Infogr.am is a simple yet most exciting way to create static and interactive infographics. The site invites you into importing raw data to Infogr.am, and its online tools will help you turn that data into a wonderful looking chart or full-blown infographic in minutes.
Many Eyes is an experiment done by IBM Research and the IBM Cognos software group. Their ethos is: ‘Finding the right way to view your data is as much an art as a science’. Many Eyes provides a range of visualizations from the ordinary to the experimental, where each can be put together with a click.
Venngage is an online infographics tool that helps you create and publish custom infographics, and at the same time, engage viewers and track results. In order to use Veegage you have to create an account. Then you can choose from a whole set of templates, some free, some costing you some money. These allow you to play around, creating good-looking infographics in a quick way.

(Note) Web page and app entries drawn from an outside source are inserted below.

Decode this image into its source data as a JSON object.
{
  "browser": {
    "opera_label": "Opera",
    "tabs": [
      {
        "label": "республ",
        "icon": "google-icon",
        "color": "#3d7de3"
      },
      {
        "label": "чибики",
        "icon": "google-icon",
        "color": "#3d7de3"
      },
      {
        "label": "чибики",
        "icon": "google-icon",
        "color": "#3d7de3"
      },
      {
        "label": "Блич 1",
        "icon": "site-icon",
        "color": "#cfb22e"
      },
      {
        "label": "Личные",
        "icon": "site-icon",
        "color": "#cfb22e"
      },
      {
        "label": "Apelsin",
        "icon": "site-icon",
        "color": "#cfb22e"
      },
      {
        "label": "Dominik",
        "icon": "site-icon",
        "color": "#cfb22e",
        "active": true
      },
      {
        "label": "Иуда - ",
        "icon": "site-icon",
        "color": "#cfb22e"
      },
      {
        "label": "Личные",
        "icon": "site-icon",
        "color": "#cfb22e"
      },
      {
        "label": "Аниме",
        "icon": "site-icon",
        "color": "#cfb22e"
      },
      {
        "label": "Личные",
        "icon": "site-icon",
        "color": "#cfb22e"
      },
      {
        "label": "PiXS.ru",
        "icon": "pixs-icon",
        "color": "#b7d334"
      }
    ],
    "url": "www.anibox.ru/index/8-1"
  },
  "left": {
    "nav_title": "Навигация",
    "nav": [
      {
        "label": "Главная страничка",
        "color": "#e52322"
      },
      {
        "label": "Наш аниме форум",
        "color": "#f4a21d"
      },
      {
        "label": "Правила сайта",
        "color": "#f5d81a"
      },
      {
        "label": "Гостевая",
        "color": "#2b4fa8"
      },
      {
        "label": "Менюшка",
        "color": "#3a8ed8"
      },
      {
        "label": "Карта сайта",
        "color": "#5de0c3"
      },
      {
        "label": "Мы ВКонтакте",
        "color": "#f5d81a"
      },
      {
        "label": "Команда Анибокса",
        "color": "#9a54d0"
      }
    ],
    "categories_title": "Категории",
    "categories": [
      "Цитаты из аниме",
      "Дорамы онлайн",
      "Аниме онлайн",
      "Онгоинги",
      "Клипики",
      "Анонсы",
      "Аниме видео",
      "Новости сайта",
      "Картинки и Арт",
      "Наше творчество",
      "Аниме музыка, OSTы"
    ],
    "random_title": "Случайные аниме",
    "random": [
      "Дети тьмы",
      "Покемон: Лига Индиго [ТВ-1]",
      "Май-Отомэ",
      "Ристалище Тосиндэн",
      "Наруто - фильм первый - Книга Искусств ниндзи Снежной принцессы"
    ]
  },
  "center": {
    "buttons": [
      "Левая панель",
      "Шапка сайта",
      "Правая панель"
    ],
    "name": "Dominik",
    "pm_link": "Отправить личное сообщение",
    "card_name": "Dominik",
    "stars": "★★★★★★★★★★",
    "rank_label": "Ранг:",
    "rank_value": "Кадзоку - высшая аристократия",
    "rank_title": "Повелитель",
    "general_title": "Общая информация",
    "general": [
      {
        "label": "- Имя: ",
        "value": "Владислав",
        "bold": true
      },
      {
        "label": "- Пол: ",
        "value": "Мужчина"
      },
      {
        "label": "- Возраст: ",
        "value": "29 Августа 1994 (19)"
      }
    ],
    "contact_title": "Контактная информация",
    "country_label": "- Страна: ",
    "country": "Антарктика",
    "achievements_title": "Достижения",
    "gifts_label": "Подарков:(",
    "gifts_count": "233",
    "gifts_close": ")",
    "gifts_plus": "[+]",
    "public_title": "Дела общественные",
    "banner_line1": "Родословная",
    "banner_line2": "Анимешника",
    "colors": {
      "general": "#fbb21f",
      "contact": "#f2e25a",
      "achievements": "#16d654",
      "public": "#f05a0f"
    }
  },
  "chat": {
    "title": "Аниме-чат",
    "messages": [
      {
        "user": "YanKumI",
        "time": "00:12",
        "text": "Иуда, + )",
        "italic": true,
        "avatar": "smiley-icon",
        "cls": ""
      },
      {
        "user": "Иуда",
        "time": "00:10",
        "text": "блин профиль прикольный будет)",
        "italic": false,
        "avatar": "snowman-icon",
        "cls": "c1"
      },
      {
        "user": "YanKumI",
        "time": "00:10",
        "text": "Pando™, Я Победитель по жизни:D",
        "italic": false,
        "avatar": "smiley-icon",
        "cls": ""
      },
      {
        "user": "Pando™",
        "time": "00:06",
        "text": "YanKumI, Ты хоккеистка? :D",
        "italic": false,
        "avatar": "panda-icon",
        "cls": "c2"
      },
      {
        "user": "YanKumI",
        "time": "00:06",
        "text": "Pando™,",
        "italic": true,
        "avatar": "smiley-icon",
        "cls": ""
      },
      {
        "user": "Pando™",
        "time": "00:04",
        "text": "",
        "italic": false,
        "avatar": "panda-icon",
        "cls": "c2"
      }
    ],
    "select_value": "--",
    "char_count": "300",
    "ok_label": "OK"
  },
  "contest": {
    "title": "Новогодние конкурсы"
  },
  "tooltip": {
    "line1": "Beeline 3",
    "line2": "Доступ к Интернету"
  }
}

You can play with text, color, and there are loads of images you can use.
With iCharts, you can create great-looking charts in minutes with interactive and easy-to-share data. iCharts makes it easy to visualize, share and distribute big and small data.
Dipity is a free digital timeline website, if you are looking for a different type of Infographics. The mission is to organize the web content by date and time. Dipity is the fastest and easiest way to bring history to life with stunning multimedia timelines.
TimelineJS is a beautifully crafted timeline that is easy and intuitive to use. Even though it was created to help journalists, it might help you as well in your projects and websites. You can pull in media from different sources with built-in support for Twitter, Flickr, Google Maps, YouTube, Vimeo, Dailymotion, Wikipedia, SoundCloud and more. It requires that you have a basic understanding of google spreadsheets. The site offers as well a video tutorial that explains to you the basics of TimelineJS:
Finally if you are comfortable with softwares like Adobe Photoshop and Illustrator, you can create your own infographics. These links are very helpful:
- The Do’s and Don’ts of Infographic Design – A Smashing Magazine article.
- – a nice tutorial with Adobe Illustrator as the weapon of choice.
- Vector Infographic Kit offers reusable resources that shorten your design time. The free 3.5 MB file has about 50 infographic components. It is important to credit the source files.
If it is very easy to admire an infographic and absorb the information it conveys, to create an infographic is actually a lot of work. Hopefully, some of the tools offered in this article will help!
Maria Fonseca is the Editor and Infographic Artist for IntelligentHQ. She is also a thought leader writing about social innovation, sharing economy, social business, and the commons. Aside her work for IntelligentHQ, Maria Fonseca is a visual artist and filmmaker that has exhibited widely in international events such as Manifesta 5, Sao Paulo Biennial, Photo Espana, Moderna Museet in Stockholm, Joshibi University and many others. She concluded her PhD on essayistic filmmaking , taken at University of Westminster in London and is preparing her post doc that will explore the links between creativity and the sharing economy.